For an issue like racism in sports, you might not think that kids have much to contribute. But, this past Monday, hundreds of children showed otherwise when they took part in a unique soccer tournament. They showed that the younger generation has a lot to teach the rest of society.
As part of the FARE (Football Against Racism in Europe) Network, the New Israel Fund’s Kick It Out Israel program ran a Jewish-Arab coexistence soccer tournament this past Monday at the stadium in Taibe, an Arab city in central Israel. The tournament included teams of Jewish and Arab boys and girls from Taibe, Kfar Saba, Kfar Yona, Pardesiya, Qalansawa, and Netanya. It ended with a medal ceremony for all the teams that participated.
The tournament was organized in conjunction with the Israel Football Association and the Israel Football Players’ Association. Both the Mayor of Taibe, Adv. Shuaa Masarwa Mansour, and the incoming President of the New Israel Fund, Professor David N. Myers, took part in the event.

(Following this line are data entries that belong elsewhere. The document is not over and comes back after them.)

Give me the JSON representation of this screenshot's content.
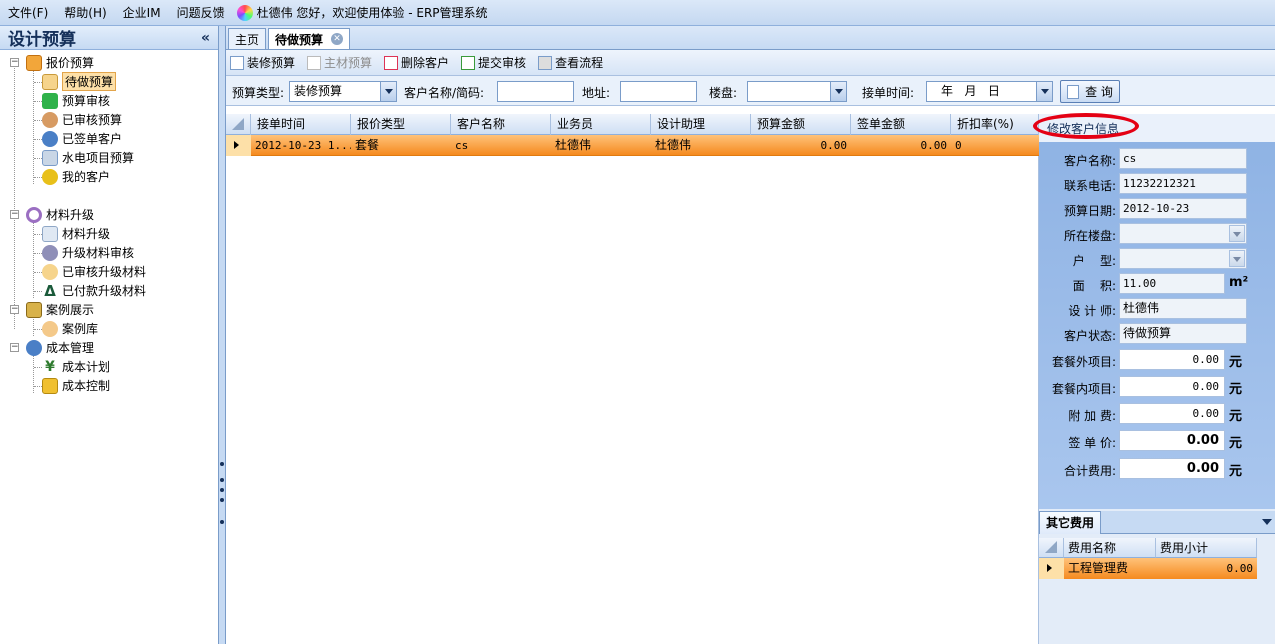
{
  "menu": {
    "items": [
      "文件(F)",
      "帮助(H)",
      "企业IM",
      "问题反馈"
    ],
    "welcome": "杜德伟 您好，欢迎使用体验 - ERP管理系统"
  },
  "sidebar": {
    "title": "设计预算",
    "collapse": "«",
    "groups": [
      {
        "label": "报价预算",
        "children": [
          "待做预算",
          "预算审核",
          "已审核预算",
          "已签单客户",
          "水电项目预算",
          "我的客户"
        ]
      },
      {
        "label": "材料升级",
        "children": [
          "材料升级",
          "升级材料审核",
          "已审核升级材料",
          "已付款升级材料"
        ]
      },
      {
        "label": "案例展示",
        "children": [
          "案例库"
        ]
      },
      {
        "label": "成本管理",
        "children": [
          "成本计划",
          "成本控制"
        ]
      }
    ],
    "selected": "待做预算"
  },
  "tabs": {
    "home": "主页",
    "active": "待做预算"
  },
  "toolbar": {
    "buttons": [
      "装修预算",
      "主材预算",
      "删除客户",
      "提交审核",
      "查看流程"
    ],
    "disabled": "主材预算"
  },
  "filter": {
    "type_label": "预算类型:",
    "type_value": "装修预算",
    "name_label": "客户名称/简码:",
    "name_value": "",
    "addr_label": "地址:",
    "addr_value": "",
    "building_label": "楼盘:",
    "building_value": "",
    "time_label": "接单时间:",
    "time_value": "年   月   日",
    "query": "查 询"
  },
  "grid": {
    "headers": [
      "接单时间",
      "报价类型",
      "客户名称",
      "业务员",
      "设计助理",
      "预算金额",
      "签单金额",
      "折扣率(%)"
    ],
    "rows": [
      [
        "2012-10-23 1...",
        "套餐",
        "cs",
        "杜德伟",
        "杜德伟",
        "0.00",
        "0.00",
        "0"
      ]
    ]
  },
  "detail": {
    "edit_link": "修改客户信息",
    "fields": [
      {
        "label": "客户名称:",
        "value": "cs"
      },
      {
        "label": "联系电话:",
        "value": "11232212321"
      },
      {
        "label": "预算日期:",
        "value": "2012-10-23"
      },
      {
        "label": "所在楼盘:",
        "value": ""
      },
      {
        "label": "户    型:",
        "value": ""
      },
      {
        "label": "面    积:",
        "value": "11.00",
        "unit": "m²"
      },
      {
        "label": "设 计 师:",
        "value": "杜德伟"
      },
      {
        "label": "客户状态:",
        "value": "待做预算"
      },
      {
        "label": "套餐外项目:",
        "value": "0.00",
        "unit": "元"
      },
      {
        "label": "套餐内项目:",
        "value": "0.00",
        "unit": "元"
      },
      {
        "label": "附 加 费:",
        "value": "0.00",
        "unit": "元"
      },
      {
        "label": "签 单 价:",
        "value": "0.00",
        "unit": "元"
      },
      {
        "label": "合计费用:",
        "value": "0.00",
        "unit": "元"
      }
    ]
  },
  "other": {
    "tab": "其它费用",
    "headers": [
      "费用名称",
      "费用小计"
    ],
    "rows": [
      [
        "工程管理费",
        "0.00"
      ]
    ]
  }
}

Myers, who has just been appointed as NIF’s new board president, addressed those present, saying that “sport is a common, shared language” and that the children taking part show us “how to speak that common language.”

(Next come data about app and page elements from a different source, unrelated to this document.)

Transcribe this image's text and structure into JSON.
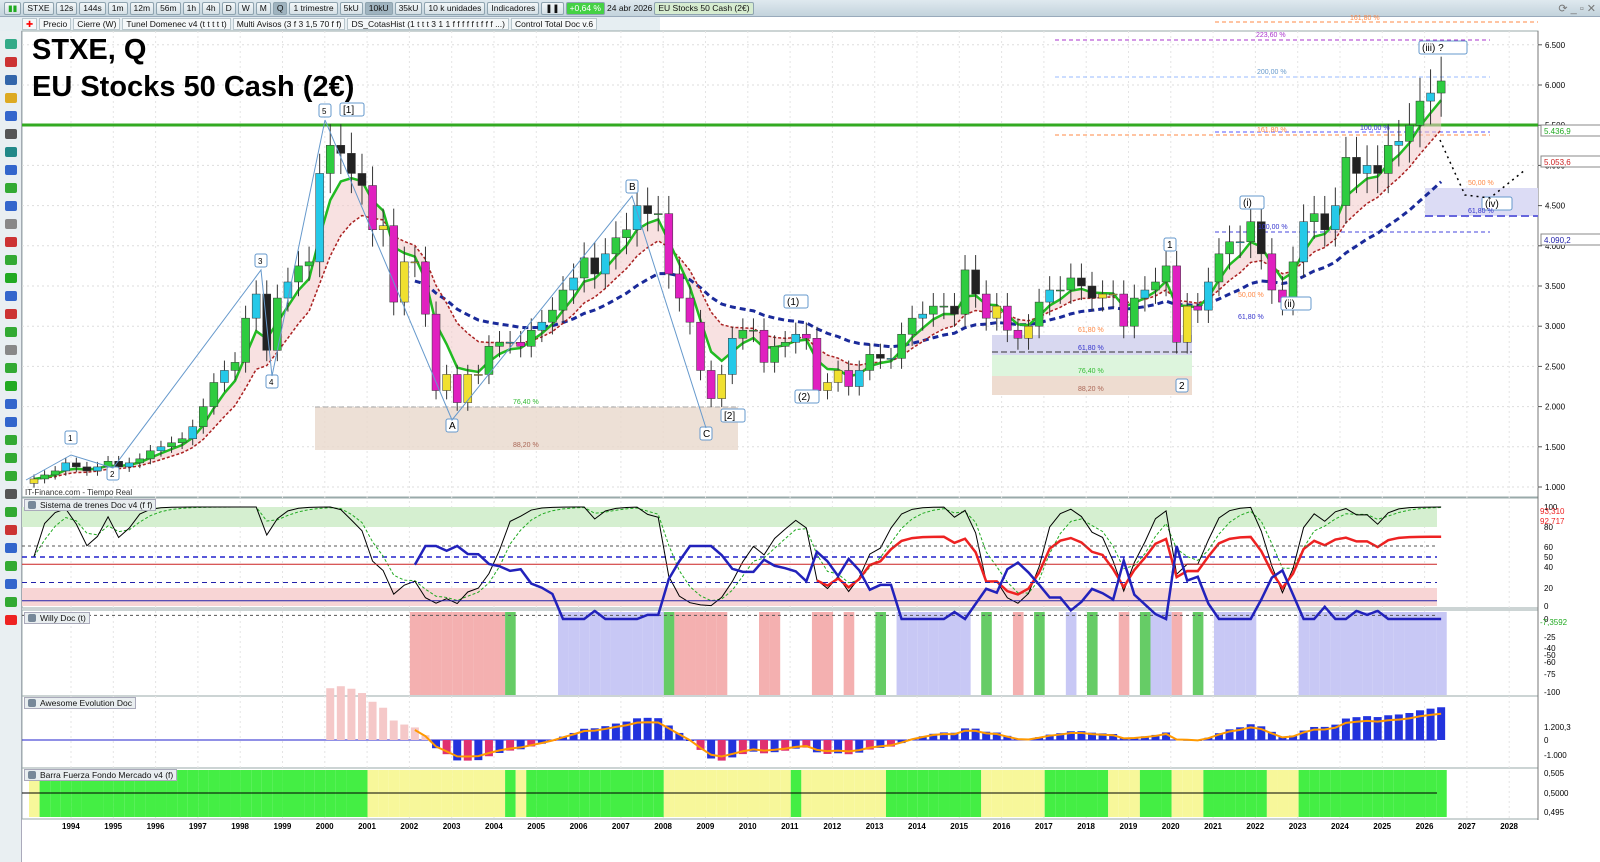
{
  "toolbar": {
    "symbol": "STXE",
    "timeframes": [
      "12s",
      "144s",
      "1m",
      "12m",
      "56m",
      "1h",
      "4h",
      "D",
      "W",
      "M",
      "Q"
    ],
    "active_tf": "Q",
    "period": "1 trimestre",
    "units": [
      "5kU",
      "10kU",
      "35kU"
    ],
    "active_unit": "10kU",
    "units_select": "10 k unidades",
    "indicators": "Indicadores",
    "change": "+0,64 %",
    "date": "24 abr 2026",
    "instrument": "EU Stocks 50 Cash (2€)"
  },
  "indicator_bar": [
    "Precio",
    "Cierre (W)",
    "Tunel Domenec v4 (t t t t t)",
    "Multi Avisos (3 f 3 1,5 70 f f)",
    "DS_CotasHist (1 t t t 3 1 1 f f f f f t f f f ...)",
    "Control Total Doc v.6"
  ],
  "chart": {
    "title_line1": "STXE, Q",
    "title_line2": "EU Stocks 50 Cash (2€)",
    "source": "IT-Finance.com - Tiempo Real",
    "price_ticks": [
      "6.500",
      "6.000",
      "5.500",
      "5.000",
      "4.500",
      "4.000",
      "3.500",
      "3.000",
      "2.500",
      "2.000",
      "1.500",
      "1.000"
    ],
    "badges": {
      "green": "5.436,9",
      "red": "5.053,6",
      "blue": "4.090,2"
    },
    "wave_labels": [
      "1",
      "2",
      "3",
      "4",
      "5",
      "[1]",
      "A",
      "B",
      "C",
      "[2]",
      "(1)",
      "(2)",
      "1",
      "2",
      "(i)",
      "(ii)",
      "(iii) ?",
      "(iv)"
    ],
    "fib_labels": [
      "223,60 %",
      "200,00 %",
      "161,80 %",
      "100,00 %",
      "100,00 %",
      "50,00 %",
      "61,80 %",
      "76,40 %",
      "88,20 %",
      "61,80 %",
      "76,40 %",
      "88,20 %",
      "61,80 %",
      "50,00 %",
      "61,80 %",
      "161,80 %"
    ]
  },
  "panes": [
    {
      "label": "Sistema de trenes Doc v4 (f f)",
      "ticks": [
        "100",
        "80",
        "60",
        "50",
        "40",
        "20",
        "0"
      ],
      "badges": [
        "93,310",
        "92,717"
      ]
    },
    {
      "label": "Willy Doc (t)",
      "ticks": [
        "0",
        "-25",
        "-40",
        "-50",
        "-60",
        "-75",
        "-100"
      ],
      "badges": [
        "-7,3592"
      ]
    },
    {
      "label": "Awesome Evolution Doc",
      "ticks": [
        "1.200,3",
        "0",
        "-1.000"
      ]
    },
    {
      "label": "Barra Fuerza Fondo Mercado v4 (f)",
      "ticks": [
        "0,505",
        "0,5000",
        "0,495"
      ]
    }
  ],
  "years": [
    "1994",
    "1995",
    "1996",
    "1997",
    "1998",
    "1999",
    "2000",
    "2001",
    "2002",
    "2003",
    "2004",
    "2005",
    "2006",
    "2007",
    "2008",
    "2009",
    "2010",
    "2011",
    "2012",
    "2013",
    "2014",
    "2015",
    "2016",
    "2017",
    "2018",
    "2019",
    "2020",
    "2021",
    "2022",
    "2023",
    "2024",
    "2025",
    "2026",
    "2027",
    "2028"
  ],
  "chart_data": {
    "type": "candlestick",
    "title": "STXE, Q",
    "start": "1993 Q1",
    "interval": "quarter",
    "ylim": [
      1000,
      6700
    ],
    "closes": [
      1100,
      1150,
      1200,
      1300,
      1250,
      1200,
      1250,
      1320,
      1250,
      1300,
      1350,
      1450,
      1500,
      1550,
      1600,
      1750,
      2000,
      2300,
      2450,
      2550,
      3100,
      3400,
      2700,
      3350,
      3550,
      3750,
      3800,
      4900,
      5250,
      5150,
      4900,
      4750,
      4200,
      4250,
      3300,
      3800,
      3800,
      3150,
      2200,
      2400,
      2050,
      2400,
      2400,
      2750,
      2800,
      2800,
      2750,
      2950,
      3050,
      3200,
      3450,
      3600,
      3850,
      3650,
      3900,
      4100,
      4200,
      4500,
      4400,
      4400,
      3650,
      3350,
      3050,
      2450,
      2100,
      2400,
      2850,
      2950,
      2950,
      2550,
      2750,
      2800,
      2900,
      2850,
      2200,
      2300,
      2450,
      2250,
      2450,
      2650,
      2600,
      2600,
      2900,
      3100,
      3150,
      3250,
      3250,
      3150,
      3700,
      3400,
      3100,
      3250,
      2950,
      2850,
      3000,
      3300,
      3450,
      3450,
      3600,
      3500,
      3350,
      3400,
      3400,
      3000,
      3350,
      3450,
      3550,
      3750,
      2800,
      3250,
      3200,
      3550,
      3900,
      4050,
      4050,
      4300,
      3900,
      3450,
      3300,
      3800,
      4300,
      4400,
      4200,
      4500,
      5100,
      4900,
      5000,
      4900,
      5250,
      5300,
      5500,
      5800,
      5900,
      6050
    ]
  },
  "colors": {
    "up": "#2ecc40",
    "down": "#222222",
    "ema_fast": "#22bb22",
    "ema_slow": "#aa2222",
    "ema_long": "#1a2a9a",
    "level": "#33aa22"
  }
}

Mayor Mansour spoke of the value of the tournament, “Jews and Arabs need to live together in this land, under the same skies, and it is best if we live together in peace and harmony. We don’t all need to agree with each other or accept each other’s views, but we all need to live together. We have a common humanity, and we need to tolerate and accept others in society. The images of Arab and Jewish children playing soccer together will show the politicians and society at large that we can beat racism and discrimination.”
NIF’s Kick It Out Israel promotes coexistence through soccer in Israel and seeks to rid the sport of the lingering racism seen in some of its teams and among some fans. It monitors racist incidents at professional soccer matches and runs educational activities and advocacy campaigns to encourage the values of shared society, equality, tolerance, and mutual respect.

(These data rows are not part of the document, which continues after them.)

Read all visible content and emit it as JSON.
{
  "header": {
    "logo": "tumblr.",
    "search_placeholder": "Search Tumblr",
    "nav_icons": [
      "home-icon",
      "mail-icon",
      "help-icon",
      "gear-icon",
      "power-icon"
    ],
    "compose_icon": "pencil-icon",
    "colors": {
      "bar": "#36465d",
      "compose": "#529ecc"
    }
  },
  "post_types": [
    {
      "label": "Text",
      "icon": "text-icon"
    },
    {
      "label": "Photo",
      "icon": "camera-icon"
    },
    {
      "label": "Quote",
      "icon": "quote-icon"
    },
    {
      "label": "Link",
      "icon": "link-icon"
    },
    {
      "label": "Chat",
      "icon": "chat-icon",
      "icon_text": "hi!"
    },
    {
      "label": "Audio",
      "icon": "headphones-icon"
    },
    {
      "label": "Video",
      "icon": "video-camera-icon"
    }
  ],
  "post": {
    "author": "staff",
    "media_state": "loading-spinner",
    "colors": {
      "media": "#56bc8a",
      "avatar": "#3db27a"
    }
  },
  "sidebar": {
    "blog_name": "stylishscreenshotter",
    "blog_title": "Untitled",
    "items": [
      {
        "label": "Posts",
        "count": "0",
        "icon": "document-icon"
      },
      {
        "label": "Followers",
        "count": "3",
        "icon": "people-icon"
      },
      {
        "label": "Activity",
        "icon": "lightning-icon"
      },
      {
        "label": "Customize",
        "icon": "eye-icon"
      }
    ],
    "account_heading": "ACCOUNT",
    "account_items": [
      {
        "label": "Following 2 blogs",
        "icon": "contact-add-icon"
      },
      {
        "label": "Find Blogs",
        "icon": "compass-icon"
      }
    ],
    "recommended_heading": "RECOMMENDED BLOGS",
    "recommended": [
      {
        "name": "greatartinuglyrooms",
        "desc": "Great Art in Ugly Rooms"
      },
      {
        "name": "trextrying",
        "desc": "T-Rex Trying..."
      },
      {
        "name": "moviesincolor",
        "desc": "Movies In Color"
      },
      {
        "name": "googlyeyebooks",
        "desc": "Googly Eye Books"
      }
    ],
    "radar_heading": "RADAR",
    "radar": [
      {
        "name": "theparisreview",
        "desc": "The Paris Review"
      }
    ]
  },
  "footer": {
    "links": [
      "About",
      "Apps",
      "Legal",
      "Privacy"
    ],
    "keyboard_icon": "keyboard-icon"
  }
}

Shachar, from the mixed Jewish-Arab Kfar Saba team, said, “This tournament is important because you always need to accept the ‘other’ and, through events like this, we can reduce racism in soccer.” Kinan, from the local Taibe team, said it was his first time playing against Jewish teams.
At the medal ceremony, the winners of both girls and boys tournaments — the Taibe girls team and Kfar Yona boys team — were awarded gold medals.
But, as Professor Myers said, when Jews and Arabs come together through soccer “there are no winners and losers. Only winners.”